In the context of current rap, though, Wayne is still one of the only artists who can artfully blend the clever, the profound, the base, and the visceral, into a compelling product that appeals to a wide cross-section of American hip-hop fans. While most artists no longer release tapes of freestyles over industry beats, for Wayne, it remains an art form.

All the same, Dedication 5 is one of the more inconsistent offerings in the catalog. The metaphorical laziness that sometimes sinks Wayne is rampant here. Stuff like "It's curtains for these niggas, I feel like some drapes" or "Open her mind like a watermelon" barely deserves the word "punchline." But such phoned-in effort alternates with lyrics like "Smokin' on the gas, pass it like 'excuse you,'" which are, obviously, fire, in all their low-brow glory.
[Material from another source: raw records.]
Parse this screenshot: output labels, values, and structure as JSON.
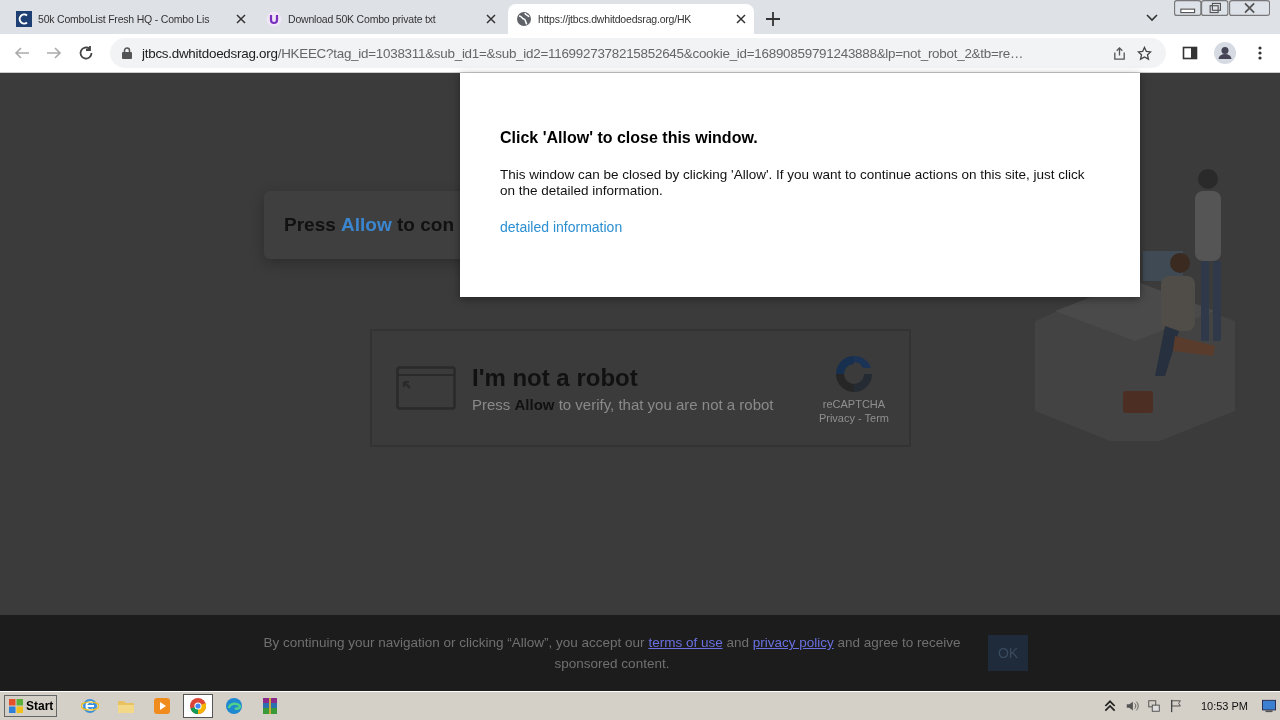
{
  "tabs": [
    {
      "title": "50k ComboList Fresh HQ - Combo Lis",
      "kind": "letter",
      "selected": false
    },
    {
      "title": "Download 50K Combo private txt",
      "kind": "u-logo",
      "selected": false
    },
    {
      "title": "https://jtbcs.dwhitdoedsrag.org/HK",
      "kind": "globe",
      "selected": true
    }
  ],
  "address_bar": {
    "host": "jtbcs.dwhitdoedsrag.org",
    "path": "/HKEEC?tag_id=1038311&sub_id1=&sub_id2=1169927378215852645&cookie_id=16890859791243888&lp=not_robot_2&tb=re…"
  },
  "page": {
    "banner": "Press **Allow** to con",
    "captcha": {
      "title": "I'm not a robot",
      "subtitle": "Press **Allow** to verify, that you are not a robot",
      "brand": "reCAPTCHA",
      "links": "Privacy - Term"
    }
  },
  "popup": {
    "title": "Click 'Allow' to close this window.",
    "body": "This window can be closed by clicking 'Allow'. If you want to continue actions on this site, just click on the detailed information.",
    "link": "detailed information"
  },
  "consent": {
    "text_before": "By continuing your navigation or clicking “Allow”, you accept our",
    "terms_link": "terms of use",
    "middle": "and",
    "privacy_link": "privacy policy",
    "text_after": "and agree to receive sponsored content.",
    "button": "OK"
  },
  "taskbar": {
    "start": "Start",
    "apps": [
      {
        "kind": "ie",
        "selected": false
      },
      {
        "kind": "folder",
        "selected": false
      },
      {
        "kind": "media",
        "selected": false
      },
      {
        "kind": "chrome",
        "selected": true
      },
      {
        "kind": "edge",
        "selected": false
      },
      {
        "kind": "archive",
        "selected": false
      }
    ],
    "clock": "10:53 PM"
  }
}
Wayne's take on "Started From the Bottom" and "Colombia" are hard, although a great David Banner beat is wasted on an average hook. "Bugatti" should have been an easy swipe for Wayne. The hook is one of the year's best, and Ace Hood's workmanlike verses are an underhand pitch that lands on a tee-ball stand. Wayne's version, though, ends up overwhelmed by another flat punchline. (What rhymes with "Bugatti," and relates directly to Wayne's interests?) 

The biggest highlight is Chance The Rapper's "You Song," over which Wayne drops one of his best verses in years—no doubt summoned to the sublime by Chance's star-making performance. Other guests perform well (Jae Millz) or not so well (Lil Chuckee) or transcendentally well (T.I. on "FuckWitMeYouKnowIGotIt," who surprisingly steals the song out from under his host's nose).

There are flashes of Wayne's old brilliance throughout. And in current hip-hop, he still has few real competitors. Even at sunset, he has a more powerful grip on all the contradictory tensions that make rap music worth listening to. And there is a brief moment of true urgency on "Levels" with Vado. One that references some of the news Wayne made this past year outisde of music. Whether he's being serious or flippant, it carries a chillingly profound weight: "This that motherfuckin' Dedication 5," he raps. "I just hope I be alive to see a Dedication 6."

Yikes! We do to. —David Drake